* **TRY IT**
What is needed here is an exact copy of all the entries below.

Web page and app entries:
◇ ◇ ◇ ◇

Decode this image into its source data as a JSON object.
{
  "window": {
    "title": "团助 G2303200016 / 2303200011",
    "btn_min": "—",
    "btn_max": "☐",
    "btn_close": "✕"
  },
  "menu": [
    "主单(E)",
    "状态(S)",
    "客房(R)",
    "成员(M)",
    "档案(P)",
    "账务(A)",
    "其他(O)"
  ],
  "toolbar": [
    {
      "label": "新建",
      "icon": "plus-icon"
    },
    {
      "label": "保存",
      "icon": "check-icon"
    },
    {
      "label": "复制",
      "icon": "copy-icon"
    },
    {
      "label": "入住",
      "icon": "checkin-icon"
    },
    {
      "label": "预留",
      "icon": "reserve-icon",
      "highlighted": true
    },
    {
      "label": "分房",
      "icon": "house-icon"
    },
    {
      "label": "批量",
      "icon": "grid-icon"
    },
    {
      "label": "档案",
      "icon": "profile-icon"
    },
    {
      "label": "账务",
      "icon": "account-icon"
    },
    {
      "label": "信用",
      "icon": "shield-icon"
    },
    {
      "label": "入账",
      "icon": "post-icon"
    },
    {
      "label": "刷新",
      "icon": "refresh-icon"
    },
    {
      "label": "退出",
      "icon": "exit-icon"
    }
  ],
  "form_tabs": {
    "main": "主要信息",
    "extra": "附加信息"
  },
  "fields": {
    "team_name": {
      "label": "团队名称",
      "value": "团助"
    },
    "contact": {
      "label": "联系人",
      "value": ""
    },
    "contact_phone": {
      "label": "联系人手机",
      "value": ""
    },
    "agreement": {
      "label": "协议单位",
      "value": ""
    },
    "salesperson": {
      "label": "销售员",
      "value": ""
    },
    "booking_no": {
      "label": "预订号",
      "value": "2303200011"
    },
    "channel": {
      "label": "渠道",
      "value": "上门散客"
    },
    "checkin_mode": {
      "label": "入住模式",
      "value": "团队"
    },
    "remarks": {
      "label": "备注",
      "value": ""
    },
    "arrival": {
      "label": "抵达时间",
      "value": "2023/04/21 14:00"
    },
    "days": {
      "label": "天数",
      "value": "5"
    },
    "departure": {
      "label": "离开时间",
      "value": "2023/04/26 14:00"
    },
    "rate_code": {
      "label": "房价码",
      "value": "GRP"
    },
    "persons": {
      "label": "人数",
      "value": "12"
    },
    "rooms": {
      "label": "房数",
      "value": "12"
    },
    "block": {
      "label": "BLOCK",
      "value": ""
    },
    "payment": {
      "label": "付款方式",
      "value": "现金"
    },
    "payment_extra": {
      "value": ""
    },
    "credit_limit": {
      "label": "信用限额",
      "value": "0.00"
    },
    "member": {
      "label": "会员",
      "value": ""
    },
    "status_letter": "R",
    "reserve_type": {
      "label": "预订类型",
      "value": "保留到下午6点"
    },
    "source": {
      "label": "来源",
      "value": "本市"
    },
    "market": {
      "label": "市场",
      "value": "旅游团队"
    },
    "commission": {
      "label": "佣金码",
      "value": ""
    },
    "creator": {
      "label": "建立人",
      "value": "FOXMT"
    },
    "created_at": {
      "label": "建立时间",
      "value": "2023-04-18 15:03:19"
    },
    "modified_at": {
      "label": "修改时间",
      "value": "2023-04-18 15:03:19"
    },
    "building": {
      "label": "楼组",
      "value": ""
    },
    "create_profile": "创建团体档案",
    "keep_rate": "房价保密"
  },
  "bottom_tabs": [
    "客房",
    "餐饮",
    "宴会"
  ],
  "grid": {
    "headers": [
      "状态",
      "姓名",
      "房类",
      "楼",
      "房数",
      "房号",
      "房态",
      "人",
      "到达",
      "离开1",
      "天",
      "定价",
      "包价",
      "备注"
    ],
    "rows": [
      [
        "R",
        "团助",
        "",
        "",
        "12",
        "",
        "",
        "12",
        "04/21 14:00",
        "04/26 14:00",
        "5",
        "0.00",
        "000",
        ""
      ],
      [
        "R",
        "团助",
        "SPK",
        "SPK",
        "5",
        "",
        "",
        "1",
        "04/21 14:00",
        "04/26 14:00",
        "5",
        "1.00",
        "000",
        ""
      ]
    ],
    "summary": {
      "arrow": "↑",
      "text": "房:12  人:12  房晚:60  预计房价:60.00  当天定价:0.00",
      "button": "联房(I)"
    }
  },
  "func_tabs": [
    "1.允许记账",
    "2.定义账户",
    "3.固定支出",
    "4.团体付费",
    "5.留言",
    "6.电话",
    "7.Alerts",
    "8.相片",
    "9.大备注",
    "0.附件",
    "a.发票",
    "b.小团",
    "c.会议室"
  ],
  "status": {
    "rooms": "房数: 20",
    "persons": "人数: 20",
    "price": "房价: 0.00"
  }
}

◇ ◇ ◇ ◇

* **OUTPUT OF THE EXERCISE**
Decode this image into its source data as a JSON object.
{
  "window": {
    "title": "团助 G2303200016 / 2303200011",
    "btn_min": "—",
    "btn_max": "☐",
    "btn_close": "✕"
  },
  "menu": [
    "主单(E)",
    "状态(S)",
    "客房(R)",
    "成员(M)",
    "档案(P)",
    "账务(A)",
    "其他(O)"
  ],
  "toolbar": [
    {
      "label": "新建",
      "icon": "plus-icon"
    },
    {
      "label": "保存",
      "icon": "check-icon"
    },
    {
      "label": "复制",
      "icon": "copy-icon"
    },
    {
      "label": "入住",
      "icon": "checkin-icon"
    },
    {
      "label": "预留",
      "icon": "reserve-icon",
      "highlighted": true
    },
    {
      "label": "分房",
      "icon": "house-icon"
    },
    {
      "label": "批量",
      "icon": "grid-icon"
    },
    {
      "label": "档案",
      "icon": "profile-icon"
    },
    {
      "label": "账务",
      "icon": "account-icon"
    },
    {
      "label": "信用",
      "icon": "shield-icon"
    },
    {
      "label": "入账",
      "icon": "post-icon"
    },
    {
      "label": "刷新",
      "icon": "refresh-icon"
    },
    {
      "label": "退出",
      "icon": "exit-icon"
    }
  ],
  "form_tabs": {
    "main": "主要信息",
    "extra": "附加信息"
  },
  "fields": {
    "team_name": {
      "label": "团队名称",
      "value": "团助"
    },
    "contact": {
      "label": "联系人",
      "value": ""
    },
    "contact_phone": {
      "label": "联系人手机",
      "value": ""
    },
    "agreement": {
      "label": "协议单位",
      "value": ""
    },
    "salesperson": {
      "label": "销售员",
      "value": ""
    },
    "booking_no": {
      "label": "预订号",
      "value": "2303200011"
    },
    "channel": {
      "label": "渠道",
      "value": "上门散客"
    },
    "checkin_mode": {
      "label": "入住模式",
      "value": "团队"
    },
    "remarks": {
      "label": "备注",
      "value": ""
    },
    "arrival": {
      "label": "抵达时间",
      "value": "2023/04/21 14:00"
    },
    "days": {
      "label": "天数",
      "value": "5"
    },
    "departure": {
      "label": "离开时间",
      "value": "2023/04/26 14:00"
    },
    "rate_code": {
      "label": "房价码",
      "value": "GRP"
    },
    "persons": {
      "label": "人数",
      "value": "12"
    },
    "rooms": {
      "label": "房数",
      "value": "12"
    },
    "block": {
      "label": "BLOCK",
      "value": ""
    },
    "payment": {
      "label": "付款方式",
      "value": "现金"
    },
    "payment_extra": {
      "value": ""
    },
    "credit_limit": {
      "label": "信用限额",
      "value": "0.00"
    },
    "member": {
      "label": "会员",
      "value": ""
    },
    "status_letter": "R",
    "reserve_type": {
      "label": "预订类型",
      "value": "保留到下午6点"
    },
    "source": {
      "label": "来源",
      "value": "本市"
    },
    "market": {
      "label": "市场",
      "value": "旅游团队"
    },
    "commission": {
      "label": "佣金码",
      "value": ""
    },
    "creator": {
      "label": "建立人",
      "value": "FOXMT"
    },
    "created_at": {
      "label": "建立时间",
      "value": "2023-04-18 15:03:19"
    },
    "modified_at": {
      "label": "修改时间",
      "value": "2023-04-18 15:03:19"
    },
    "building": {
      "label": "楼组",
      "value": ""
    },
    "create_profile": "创建团体档案",
    "keep_rate": "房价保密"
  },
  "bottom_tabs": [
    "客房",
    "餐饮",
    "宴会"
  ],
  "grid": {
    "headers": [
      "状态",
      "姓名",
      "房类",
      "楼",
      "房数",
      "房号",
      "房态",
      "人",
      "到达",
      "离开1",
      "天",
      "定价",
      "包价",
      "备注"
    ],
    "rows": [
      [
        "R",
        "团助",
        "",
        "",
        "12",
        "",
        "",
        "12",
        "04/21 14:00",
        "04/26 14:00",
        "5",
        "0.00",
        "000",
        ""
      ],
      [
        "R",
        "团助",
        "SPK",
        "SPK",
        "5",
        "",
        "",
        "1",
        "04/21 14:00",
        "04/26 14:00",
        "5",
        "1.00",
        "000",
        ""
      ]
    ],
    "summary": {
      "arrow": "↑",
      "text": "房:12  人:12  房晚:60  预计房价:60.00  当天定价:0.00",
      "button": "联房(I)"
    }
  },
  "func_tabs": [
    "1.允许记账",
    "2.定义账户",
    "3.固定支出",
    "4.团体付费",
    "5.留言",
    "6.电话",
    "7.Alerts",
    "8.相片",
    "9.大备注",
    "0.附件",
    "a.发票",
    "b.小团",
    "c.会议室"
  ],
  "status": {
    "rooms": "房数: 20",
    "persons": "人数: 20",
    "price": "房价: 0.00"
  }
}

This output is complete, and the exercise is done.